**DATA FOR THE TASK:**
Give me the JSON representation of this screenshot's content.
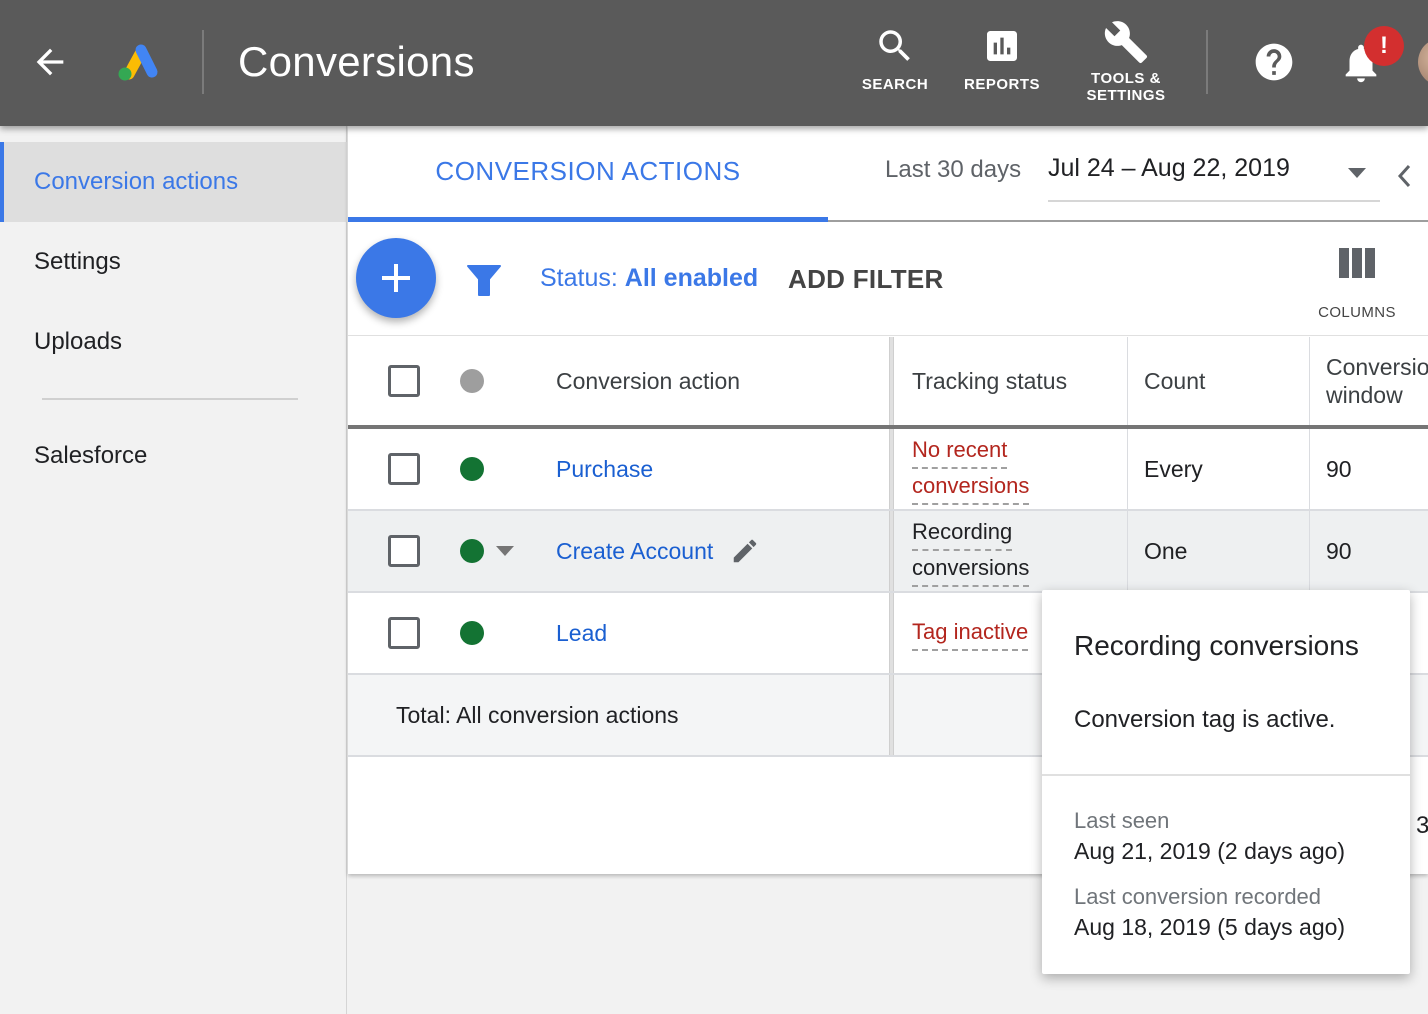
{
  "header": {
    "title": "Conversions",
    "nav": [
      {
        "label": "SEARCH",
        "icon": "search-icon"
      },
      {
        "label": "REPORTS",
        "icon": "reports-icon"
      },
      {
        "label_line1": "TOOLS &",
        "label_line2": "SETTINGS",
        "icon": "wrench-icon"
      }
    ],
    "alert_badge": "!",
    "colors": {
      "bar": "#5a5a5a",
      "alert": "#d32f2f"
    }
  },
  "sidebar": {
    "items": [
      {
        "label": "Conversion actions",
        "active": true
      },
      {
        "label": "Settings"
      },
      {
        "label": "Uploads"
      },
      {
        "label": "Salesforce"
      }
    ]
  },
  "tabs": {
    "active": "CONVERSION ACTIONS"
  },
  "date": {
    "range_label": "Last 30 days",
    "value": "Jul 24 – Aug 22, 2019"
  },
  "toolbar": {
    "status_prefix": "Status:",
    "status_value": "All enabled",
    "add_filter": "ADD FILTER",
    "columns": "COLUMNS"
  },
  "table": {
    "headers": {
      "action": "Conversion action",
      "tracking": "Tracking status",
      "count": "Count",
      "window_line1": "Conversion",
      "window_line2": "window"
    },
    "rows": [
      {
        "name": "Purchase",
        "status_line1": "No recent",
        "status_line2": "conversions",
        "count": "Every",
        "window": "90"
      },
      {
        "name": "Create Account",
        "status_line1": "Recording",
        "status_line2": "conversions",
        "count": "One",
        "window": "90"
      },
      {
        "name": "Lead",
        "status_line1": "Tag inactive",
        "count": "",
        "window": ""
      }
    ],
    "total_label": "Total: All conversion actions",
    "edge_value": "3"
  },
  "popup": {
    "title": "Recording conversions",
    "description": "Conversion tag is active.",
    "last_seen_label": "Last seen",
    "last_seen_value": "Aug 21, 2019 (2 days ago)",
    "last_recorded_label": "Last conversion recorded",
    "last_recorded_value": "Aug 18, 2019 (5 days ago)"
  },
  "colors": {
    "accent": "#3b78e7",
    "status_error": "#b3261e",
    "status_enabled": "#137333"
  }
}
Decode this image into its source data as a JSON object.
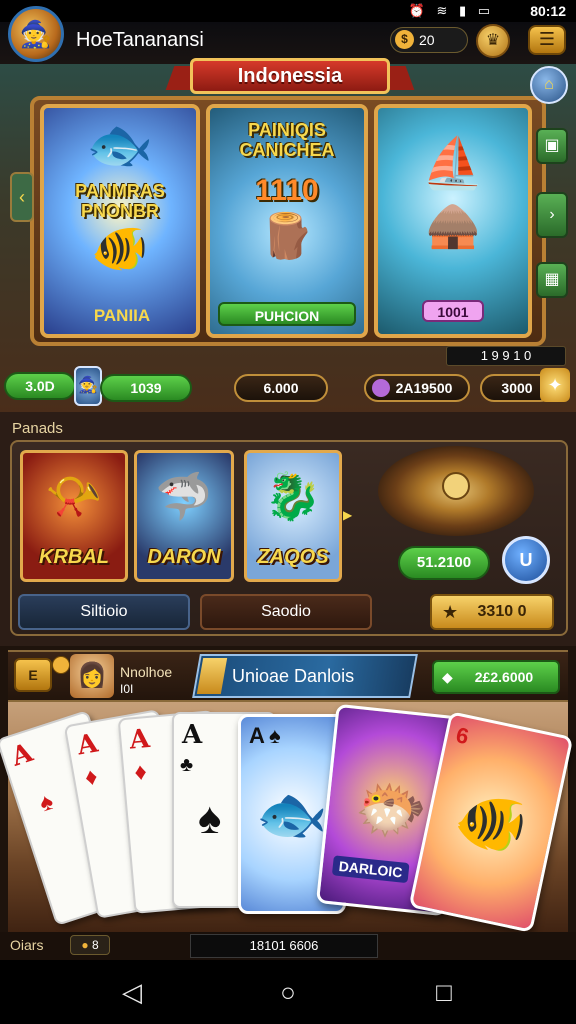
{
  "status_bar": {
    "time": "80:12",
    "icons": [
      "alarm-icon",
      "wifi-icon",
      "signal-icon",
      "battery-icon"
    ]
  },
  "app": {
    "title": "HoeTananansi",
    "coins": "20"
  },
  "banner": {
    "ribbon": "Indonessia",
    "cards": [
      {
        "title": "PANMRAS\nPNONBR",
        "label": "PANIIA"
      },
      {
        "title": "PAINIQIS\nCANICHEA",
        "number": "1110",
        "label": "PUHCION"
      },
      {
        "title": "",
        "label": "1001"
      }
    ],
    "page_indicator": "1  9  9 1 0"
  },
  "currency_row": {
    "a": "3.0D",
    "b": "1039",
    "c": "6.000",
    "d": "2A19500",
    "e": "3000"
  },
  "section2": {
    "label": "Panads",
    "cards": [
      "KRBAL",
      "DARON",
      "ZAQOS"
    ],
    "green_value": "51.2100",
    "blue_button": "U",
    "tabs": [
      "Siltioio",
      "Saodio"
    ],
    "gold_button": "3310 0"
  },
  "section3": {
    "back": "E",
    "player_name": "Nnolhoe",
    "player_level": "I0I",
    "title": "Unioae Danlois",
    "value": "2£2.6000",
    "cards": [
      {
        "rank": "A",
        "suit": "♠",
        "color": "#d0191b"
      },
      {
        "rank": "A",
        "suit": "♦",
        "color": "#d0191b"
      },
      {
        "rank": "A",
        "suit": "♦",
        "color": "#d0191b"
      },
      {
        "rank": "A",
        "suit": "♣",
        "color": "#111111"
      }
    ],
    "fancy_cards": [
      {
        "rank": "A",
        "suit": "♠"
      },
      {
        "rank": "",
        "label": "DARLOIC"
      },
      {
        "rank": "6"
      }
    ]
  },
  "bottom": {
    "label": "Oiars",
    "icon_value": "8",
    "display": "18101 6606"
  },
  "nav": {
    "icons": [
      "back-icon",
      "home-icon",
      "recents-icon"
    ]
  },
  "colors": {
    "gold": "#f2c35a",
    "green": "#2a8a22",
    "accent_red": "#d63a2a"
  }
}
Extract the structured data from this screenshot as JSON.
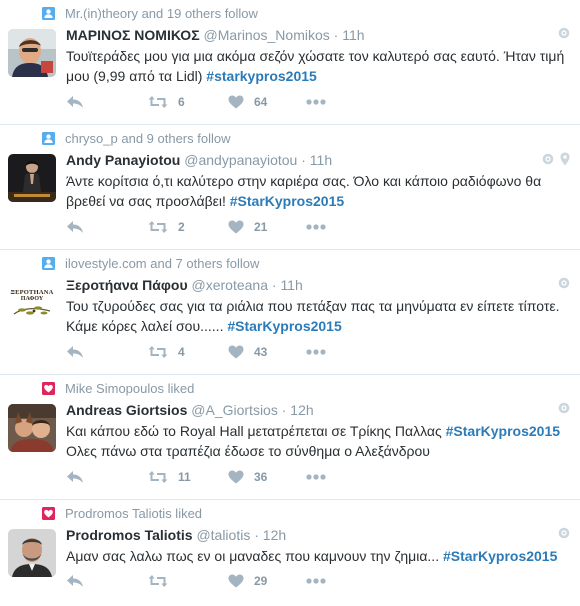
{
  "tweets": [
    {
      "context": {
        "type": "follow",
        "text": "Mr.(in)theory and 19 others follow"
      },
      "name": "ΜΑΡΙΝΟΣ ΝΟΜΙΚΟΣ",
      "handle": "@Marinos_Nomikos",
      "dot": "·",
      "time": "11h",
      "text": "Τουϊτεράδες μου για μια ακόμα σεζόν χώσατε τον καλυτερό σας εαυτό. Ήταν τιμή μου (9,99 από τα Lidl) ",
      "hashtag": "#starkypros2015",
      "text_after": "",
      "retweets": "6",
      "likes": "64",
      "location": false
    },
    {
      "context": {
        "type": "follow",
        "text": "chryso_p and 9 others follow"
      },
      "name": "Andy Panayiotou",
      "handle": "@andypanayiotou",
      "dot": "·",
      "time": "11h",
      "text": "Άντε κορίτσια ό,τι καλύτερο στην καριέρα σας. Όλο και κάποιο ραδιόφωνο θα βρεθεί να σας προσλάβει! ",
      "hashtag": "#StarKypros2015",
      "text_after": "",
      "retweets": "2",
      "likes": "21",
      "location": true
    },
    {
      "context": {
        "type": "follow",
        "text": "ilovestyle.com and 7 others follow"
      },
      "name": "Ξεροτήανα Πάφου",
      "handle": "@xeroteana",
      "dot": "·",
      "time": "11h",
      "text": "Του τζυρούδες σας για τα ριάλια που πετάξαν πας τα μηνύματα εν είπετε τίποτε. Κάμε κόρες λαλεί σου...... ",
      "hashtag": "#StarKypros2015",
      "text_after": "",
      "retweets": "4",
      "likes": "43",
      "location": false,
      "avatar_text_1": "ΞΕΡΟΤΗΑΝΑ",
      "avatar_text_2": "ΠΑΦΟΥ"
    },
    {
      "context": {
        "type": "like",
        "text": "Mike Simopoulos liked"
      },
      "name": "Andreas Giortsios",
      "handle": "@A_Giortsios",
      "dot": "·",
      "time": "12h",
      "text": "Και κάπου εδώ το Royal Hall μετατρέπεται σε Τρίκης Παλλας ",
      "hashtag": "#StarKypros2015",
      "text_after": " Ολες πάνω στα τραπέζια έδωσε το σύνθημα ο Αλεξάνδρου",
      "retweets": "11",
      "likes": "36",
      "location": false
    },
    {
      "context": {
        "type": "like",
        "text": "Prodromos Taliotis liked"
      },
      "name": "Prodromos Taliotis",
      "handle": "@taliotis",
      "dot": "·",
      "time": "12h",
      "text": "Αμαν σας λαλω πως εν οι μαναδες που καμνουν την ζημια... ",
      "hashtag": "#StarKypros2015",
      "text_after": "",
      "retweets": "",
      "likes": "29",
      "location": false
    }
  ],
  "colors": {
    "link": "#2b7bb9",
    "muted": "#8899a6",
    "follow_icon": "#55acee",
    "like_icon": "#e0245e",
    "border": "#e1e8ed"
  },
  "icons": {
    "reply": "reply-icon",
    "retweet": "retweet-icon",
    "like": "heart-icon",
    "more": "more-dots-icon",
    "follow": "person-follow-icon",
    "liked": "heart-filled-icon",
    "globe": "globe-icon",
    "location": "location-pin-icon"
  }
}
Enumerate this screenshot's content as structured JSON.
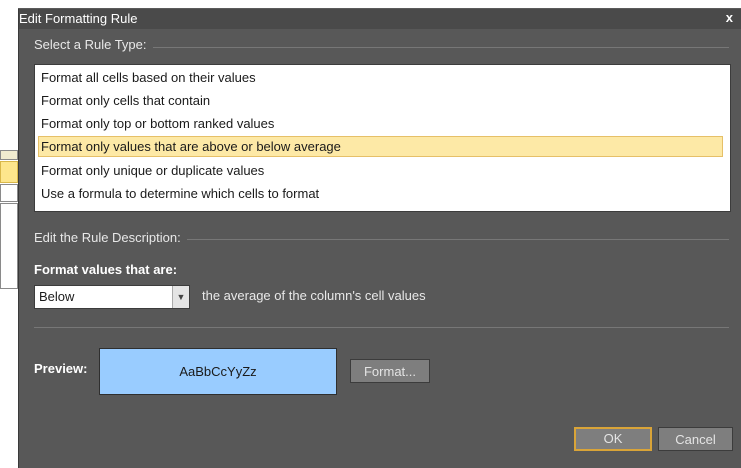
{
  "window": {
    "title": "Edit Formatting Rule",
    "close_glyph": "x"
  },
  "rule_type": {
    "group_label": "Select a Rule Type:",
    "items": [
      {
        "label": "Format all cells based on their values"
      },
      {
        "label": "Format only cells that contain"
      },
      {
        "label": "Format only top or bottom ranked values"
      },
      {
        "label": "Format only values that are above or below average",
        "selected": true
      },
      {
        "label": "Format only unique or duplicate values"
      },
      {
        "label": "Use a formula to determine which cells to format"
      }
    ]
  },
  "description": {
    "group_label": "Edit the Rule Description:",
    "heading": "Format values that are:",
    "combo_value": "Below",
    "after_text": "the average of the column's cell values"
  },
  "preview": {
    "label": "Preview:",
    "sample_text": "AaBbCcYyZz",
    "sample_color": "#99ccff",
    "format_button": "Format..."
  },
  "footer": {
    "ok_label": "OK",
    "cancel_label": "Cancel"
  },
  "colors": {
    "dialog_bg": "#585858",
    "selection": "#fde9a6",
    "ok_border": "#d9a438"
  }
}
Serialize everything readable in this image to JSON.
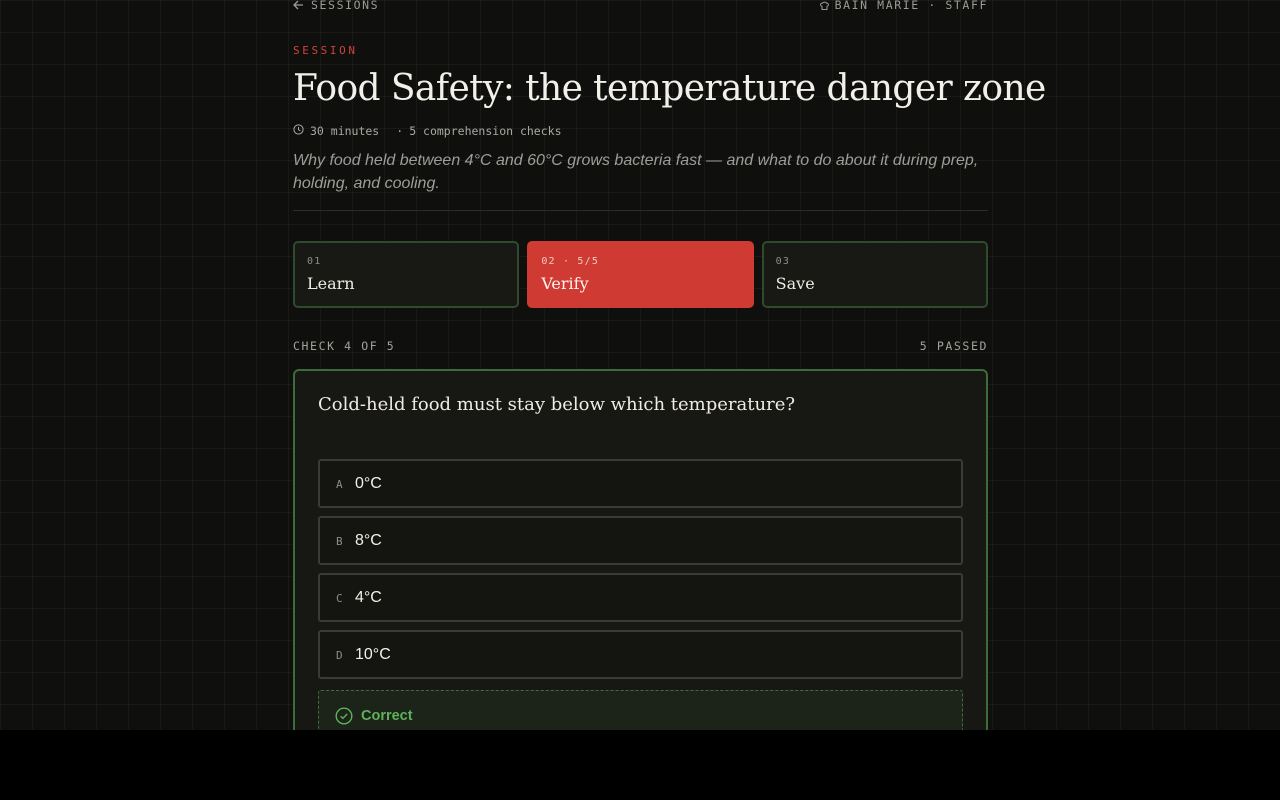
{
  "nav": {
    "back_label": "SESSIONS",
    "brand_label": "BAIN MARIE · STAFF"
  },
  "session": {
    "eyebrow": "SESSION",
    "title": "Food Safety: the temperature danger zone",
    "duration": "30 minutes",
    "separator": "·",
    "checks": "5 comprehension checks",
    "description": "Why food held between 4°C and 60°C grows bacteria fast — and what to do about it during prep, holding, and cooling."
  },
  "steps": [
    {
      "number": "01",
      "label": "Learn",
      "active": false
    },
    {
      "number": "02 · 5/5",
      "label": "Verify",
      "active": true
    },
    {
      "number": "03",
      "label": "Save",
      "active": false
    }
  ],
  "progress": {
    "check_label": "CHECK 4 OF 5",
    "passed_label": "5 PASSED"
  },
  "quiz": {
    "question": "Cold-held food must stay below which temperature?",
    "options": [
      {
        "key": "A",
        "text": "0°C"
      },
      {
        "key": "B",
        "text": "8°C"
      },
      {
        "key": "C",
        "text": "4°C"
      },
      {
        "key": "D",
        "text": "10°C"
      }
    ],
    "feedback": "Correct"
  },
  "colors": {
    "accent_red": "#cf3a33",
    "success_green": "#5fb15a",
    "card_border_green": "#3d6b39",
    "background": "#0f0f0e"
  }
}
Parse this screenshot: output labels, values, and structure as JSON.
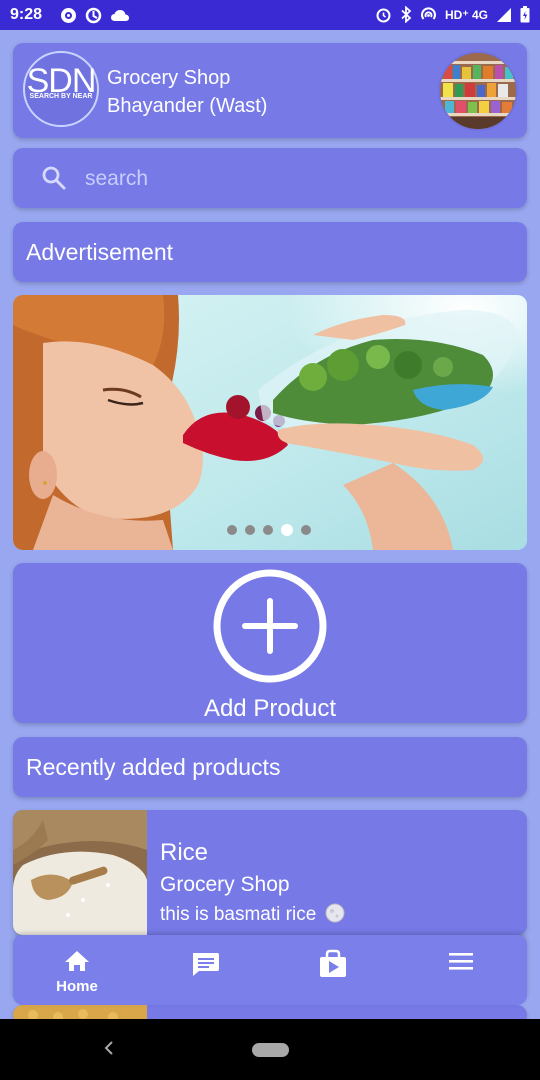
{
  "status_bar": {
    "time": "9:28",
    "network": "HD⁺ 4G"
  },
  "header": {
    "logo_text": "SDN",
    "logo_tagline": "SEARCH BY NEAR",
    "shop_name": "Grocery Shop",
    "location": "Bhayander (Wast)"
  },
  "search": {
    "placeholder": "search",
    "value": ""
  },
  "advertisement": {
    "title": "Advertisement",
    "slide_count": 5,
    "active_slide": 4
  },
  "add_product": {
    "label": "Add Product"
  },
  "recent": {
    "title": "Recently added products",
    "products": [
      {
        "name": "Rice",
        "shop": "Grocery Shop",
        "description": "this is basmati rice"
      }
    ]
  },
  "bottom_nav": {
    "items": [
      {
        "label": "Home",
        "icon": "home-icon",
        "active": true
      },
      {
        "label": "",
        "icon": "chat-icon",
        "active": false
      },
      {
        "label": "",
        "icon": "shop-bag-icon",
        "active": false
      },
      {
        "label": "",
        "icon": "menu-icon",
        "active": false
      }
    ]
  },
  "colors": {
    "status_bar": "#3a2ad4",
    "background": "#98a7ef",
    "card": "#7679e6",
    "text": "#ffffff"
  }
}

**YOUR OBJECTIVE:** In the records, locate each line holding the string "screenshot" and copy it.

**OUTPUT BELOW:**
Give me the JSON representation of this screenshot's content.
Extract the structured data from this screenshot as JSON.
Enumerate this screenshot's content as structured JSON.
Parse this screenshot: output labels, values, and structure as JSON.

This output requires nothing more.